Graphs comparing the amount sorbed as a function of increasing equilibrium dissolved sorbate concentration predicted by the a) linear distribution and b) Freundlich sorption isotherms.

Figure 15  Comparison of the amount sorbed as a function of increasing equilibrium dissolved sorbate concentration predicted by the a) linear distribution and b) Freundlich sorption isotherms.

The Langmuir sorption isotherm is the third type of sorption isotherm (Figure 16). Derived from mass action and mass balance considerations, the Langmuir isotherm is extensively used in environmental and microbial geochemistry. From the total number of available sorption sites (BTotal), the number of unoccupied sites is expressed by Equation 31.

[B·COOH] = BTotal – [B·Mez-1] (31)

Substitution of Equation 31 into the mass action expression (Equation 27) and rearrangement results in Equation 32.

Graph illustrating the Langmuir sorption isotherm.

Figure 16  Illustration of the Langmuir sorption isotherm. a) The amount sorbed asymptotically increases with equilibrium dissolved sorbate concentration until all of the sorption sites are filled and saturated. b) If the dissolved sorbate concentration exceeds the solubility limit of a mineral phase (Ksp), surface precipitation may occur and result in an apparent increase in the amount sorbed. c) If the initial surface precipitates are small and more soluble than larger mature crystals, dissolved concentrations may increase beyond the Ksp limit before decreasing as surface mineral precipitates grow in size.

\displaystyle [\textup{B}\cdot \textup{Me}^{\textup{z}-1}]=\frac{B_{Total}K_{pH}[\textup{Me}^{\textup{z+}}]}{(1+K_{pH}[\textup{Me}^{\textup{z+}}])} \displaystyle =\frac{B_{Total}K_{app}[\textup{Me}^{\textup{z+}}][\textup{H}^{+}]^{-1}}{(1+K_{app}B_{Total}K_{app}[\textup{Me}^{\textup{z+}}][\textup{H}^{+}]^{-1})} (32)

A key feature of the Langmuir sorption isotherm is that, at high concentrations of sorbate ions (and high pH in the case of cation sorption), the amount sorbed from solution asymptotically approaches (saturates) the total number of available sorption sites. Once all of the sorption sites are filled, no further sorption will occur. If dissolved ion concentrations continue to increase, the solution may eventually become oversaturated with respect to a mineral phase of some kind. This can trigger heterogeneous nucleation and surface precipitation of minerals on sorbents such as bacterial cells.
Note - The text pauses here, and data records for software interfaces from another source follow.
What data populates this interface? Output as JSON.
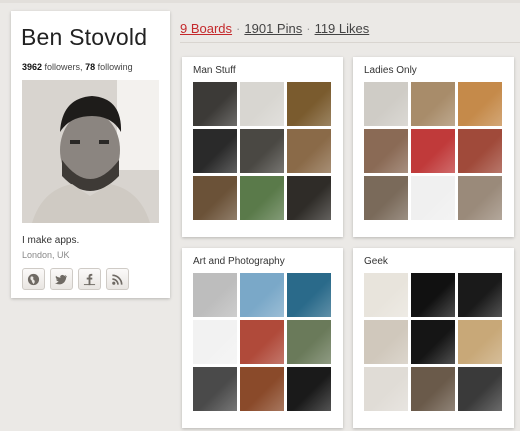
{
  "profile": {
    "name": "Ben Stovold",
    "followers_count": "3962",
    "followers_label": "followers,",
    "following_count": "78",
    "following_label": "following",
    "bio": "I make apps.",
    "location": "London, UK",
    "social_icons": [
      "globe-icon",
      "twitter-icon",
      "facebook-icon",
      "rss-icon"
    ]
  },
  "counts": {
    "boards": "9 Boards",
    "pins": "1901 Pins",
    "likes": "119 Likes",
    "separator": "·"
  },
  "colors": {
    "accent": "#c4282b",
    "background": "#ebe9e6",
    "card": "#ffffff"
  },
  "boards": [
    {
      "title": "Man Stuff",
      "thumbs": [
        "#3c3a37",
        "#d8d6d1",
        "#7a5b2e",
        "#2a2a2a",
        "#4a4843",
        "#8a6a48",
        "#6b5238",
        "#5a7a4a",
        "#2f2c28"
      ]
    },
    {
      "title": "Ladies Only",
      "thumbs": [
        "#cfccc6",
        "#a88c6a",
        "#c58a4a",
        "#8a6a55",
        "#c03a3a",
        "#a04a3a",
        "#7a6a5a",
        "#f0f0f0",
        "#9a8a7a"
      ]
    },
    {
      "title": "Art and Photography",
      "thumbs": [
        "#bdbdbd",
        "#7aa8c8",
        "#2a6a8a",
        "#f2f2f2",
        "#b04a3a",
        "#6a7a5a",
        "#4a4a4a",
        "#8a4a2a",
        "#1a1a1a"
      ]
    },
    {
      "title": "Geek",
      "thumbs": [
        "#e8e4dc",
        "#111111",
        "#1a1a1a",
        "#d0c8bc",
        "#151515",
        "#c8a878",
        "#e0dcd6",
        "#6a5a4a",
        "#3a3a3a"
      ]
    }
  ]
}
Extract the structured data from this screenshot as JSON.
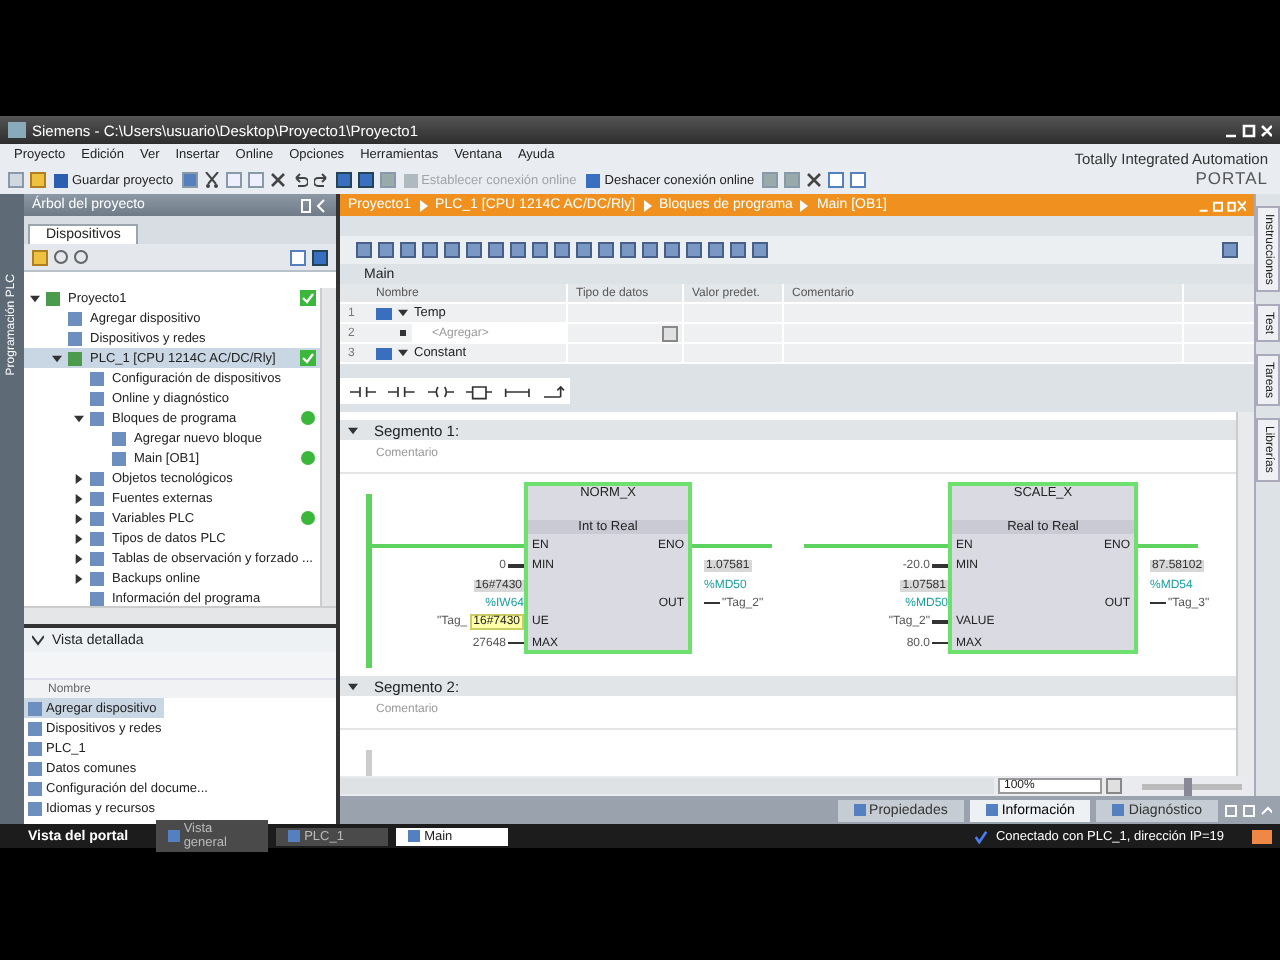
{
  "window": {
    "title": "Siemens - C:\\Users\\usuario\\Desktop\\Proyecto1\\Proyecto1"
  },
  "menu": [
    "Proyecto",
    "Edición",
    "Ver",
    "Insertar",
    "Online",
    "Opciones",
    "Herramientas",
    "Ventana",
    "Ayuda"
  ],
  "toolbar": {
    "save": "Guardar proyecto",
    "connect": {
      "label": "Establecer conexión online",
      "disabled": true
    },
    "disconnect": {
      "label": "Deshacer conexión online",
      "disabled": false
    }
  },
  "brand": {
    "line_1": "Totally Integrated Automation",
    "line_2": "PORTAL"
  },
  "side_tab": "Programación PLC",
  "project_tree": {
    "title": "Árbol del proyecto",
    "tabs": [
      {
        "label": "Dispositivos",
        "selected": true
      }
    ],
    "items": [
      {
        "label": "Proyecto1",
        "kind": "device",
        "expanded": true,
        "online_ok": true,
        "selected": false,
        "children": [
          {
            "label": "Agregar dispositivo",
            "selected": false
          },
          {
            "label": "Dispositivos y redes",
            "selected": false
          },
          {
            "label": "PLC_1 [CPU 1214C AC/DC/Rly]",
            "kind": "device",
            "expanded": true,
            "online_ok": true,
            "selected": true,
            "children": [
              {
                "label": "Configuración de dispositivos",
                "selected": false
              },
              {
                "label": "Online y diagnóstico",
                "selected": false
              },
              {
                "label": "Bloques de programa",
                "expanded": true,
                "online_ok": true,
                "selected": false,
                "children": [
                  {
                    "label": "Agregar nuevo bloque",
                    "selected": false
                  },
                  {
                    "label": "Main [OB1]",
                    "online_ok": true,
                    "selected": false
                  }
                ]
              },
              {
                "label": "Objetos tecnológicos",
                "expanded": false,
                "selected": false
              },
              {
                "label": "Fuentes externas",
                "expanded": false,
                "selected": false
              },
              {
                "label": "Variables PLC",
                "expanded": false,
                "online_ok": true,
                "selected": false
              },
              {
                "label": "Tipos de datos PLC",
                "expanded": false,
                "selected": false
              },
              {
                "label": "Tablas de observación y forzado ...",
                "expanded": false,
                "selected": false
              },
              {
                "label": "Backups online",
                "expanded": false,
                "selected": false
              },
              {
                "label": "Información del programa",
                "selected": false
              }
            ]
          }
        ]
      }
    ]
  },
  "detail_view": {
    "title": "Vista detallada",
    "column": "Nombre",
    "items": [
      {
        "label": "Agregar dispositivo",
        "selected": true
      },
      {
        "label": "Dispositivos y redes",
        "selected": false
      },
      {
        "label": "PLC_1",
        "selected": false
      },
      {
        "label": "Datos comunes",
        "selected": false
      },
      {
        "label": "Configuración del docume...",
        "selected": false
      },
      {
        "label": "Idiomas y recursos",
        "selected": false
      }
    ]
  },
  "editor": {
    "breadcrumb": [
      "Proyecto1",
      "PLC_1 [CPU 1214C AC/DC/Rly]",
      "Bloques de programa",
      "Main [OB1]"
    ],
    "block": "Main",
    "columns": [
      "Nombre",
      "Tipo de datos",
      "Valor predet.",
      "Comentario"
    ],
    "rows": [
      {
        "number": "1",
        "name": "Temp",
        "kind": "section"
      },
      {
        "number": "2",
        "name": "<Agregar>",
        "kind": "add"
      },
      {
        "number": "3",
        "name": "Constant",
        "kind": "section"
      }
    ],
    "segments": [
      {
        "title": "Segmento 1:",
        "comment": "Comentario",
        "boxes": [
          {
            "name": "NORM_X",
            "subtitle": "Int to Real",
            "en": "EN",
            "eno": "ENO",
            "min": {
              "pin": "MIN",
              "value": "0"
            },
            "input": {
              "pin": "UE",
              "value": "16#7430",
              "address": "%IW64",
              "tag": "\"Tag_",
              "tooltip": "16#7430"
            },
            "max": {
              "pin": "MAX",
              "value": "27648"
            },
            "out": {
              "pin": "OUT",
              "value": "1.07581",
              "address": "%MD50",
              "tag": "\"Tag_2\""
            }
          },
          {
            "name": "SCALE_X",
            "subtitle": "Real to Real",
            "en": "EN",
            "eno": "ENO",
            "min": {
              "pin": "MIN",
              "value": "-20.0"
            },
            "input": {
              "pin": "VALUE",
              "value": "1.07581",
              "address": "%MD50",
              "tag": "\"Tag_2\""
            },
            "max": {
              "pin": "MAX",
              "value": "80.0"
            },
            "out": {
              "pin": "OUT",
              "value": "87.58102",
              "address": "%MD54",
              "tag": "\"Tag_3\""
            }
          }
        ]
      },
      {
        "title": "Segmento 2:",
        "comment": "Comentario"
      }
    ],
    "zoom": "100%",
    "zoom_slider": {
      "level": 0.45
    }
  },
  "task_cards": [
    "Instrucciones",
    "Test",
    "Tareas",
    "Librerías"
  ],
  "inspector_tabs": [
    {
      "label": "Propiedades",
      "selected": false
    },
    {
      "label": "Información",
      "selected": true
    },
    {
      "label": "Diagnóstico",
      "selected": false
    }
  ],
  "taskbar": {
    "portal": "Vista del portal",
    "tabs": [
      {
        "label": "Vista general",
        "selected": false
      },
      {
        "label": "PLC_1",
        "selected": false
      },
      {
        "label": "Main",
        "selected": true
      }
    ],
    "status": "Conectado con PLC_1, dirección IP=19"
  }
}
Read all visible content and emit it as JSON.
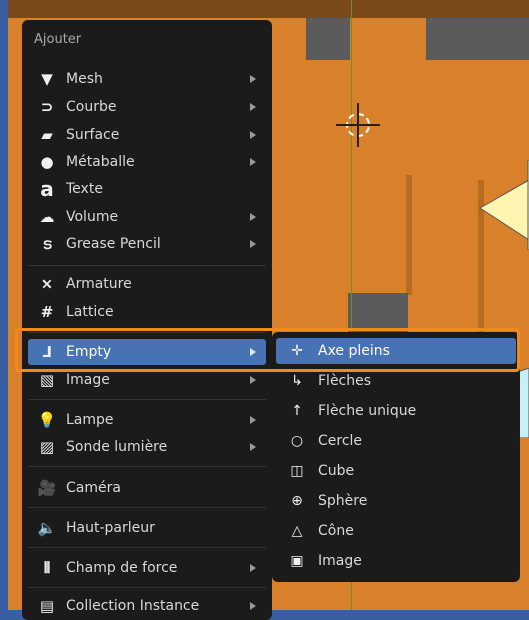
{
  "menu": {
    "title": "Ajouter",
    "items": [
      {
        "label": "Mesh",
        "icon": "mesh-icon",
        "has_submenu": true
      },
      {
        "label": "Courbe",
        "icon": "curve-icon",
        "has_submenu": true
      },
      {
        "label": "Surface",
        "icon": "surface-icon",
        "has_submenu": true
      },
      {
        "label": "Métaballe",
        "icon": "metaball-icon",
        "has_submenu": true
      },
      {
        "label": "Texte",
        "icon": "text-icon",
        "has_submenu": false
      },
      {
        "label": "Volume",
        "icon": "volume-icon",
        "has_submenu": true
      },
      {
        "label": "Grease Pencil",
        "icon": "grease-pencil-icon",
        "has_submenu": true
      },
      {
        "label": "Armature",
        "icon": "armature-icon",
        "has_submenu": false
      },
      {
        "label": "Lattice",
        "icon": "lattice-icon",
        "has_submenu": false
      },
      {
        "label": "Empty",
        "icon": "empty-icon",
        "has_submenu": true,
        "active": true
      },
      {
        "label": "Image",
        "icon": "image-icon",
        "has_submenu": true
      },
      {
        "label": "Lampe",
        "icon": "light-icon",
        "has_submenu": true
      },
      {
        "label": "Sonde lumière",
        "icon": "light-probe-icon",
        "has_submenu": true
      },
      {
        "label": "Caméra",
        "icon": "camera-icon",
        "has_submenu": false
      },
      {
        "label": "Haut-parleur",
        "icon": "speaker-icon",
        "has_submenu": false
      },
      {
        "label": "Champ de force",
        "icon": "force-field-icon",
        "has_submenu": true
      },
      {
        "label": "Collection Instance",
        "icon": "collection-instance-icon",
        "has_submenu": true
      }
    ]
  },
  "submenu": {
    "items": [
      {
        "label": "Axe pleins",
        "icon": "plain-axes-icon",
        "active": true
      },
      {
        "label": "Flèches",
        "icon": "arrows-icon"
      },
      {
        "label": "Flèche unique",
        "icon": "single-arrow-icon"
      },
      {
        "label": "Cercle",
        "icon": "circle-icon"
      },
      {
        "label": "Cube",
        "icon": "cube-icon"
      },
      {
        "label": "Sphère",
        "icon": "sphere-icon"
      },
      {
        "label": "Cône",
        "icon": "cone-icon"
      },
      {
        "label": "Image",
        "icon": "image-icon"
      }
    ]
  },
  "colors": {
    "highlight": "#4772b3",
    "annotation_border": "#f28a1a",
    "viewport": "#d9802b"
  }
}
The transition between sorption and surface precipitation is representative of a reactive continuum of solid phase partitioning reactions for dissolved ions in both pristine and contaminated systems (Warren and Ferris, 1998).


Groundwater Microbiology Copyright © 2021 by F. Grant Ferris, Natalie Szponar, and Brock A. Edwards. All Rights Reserved.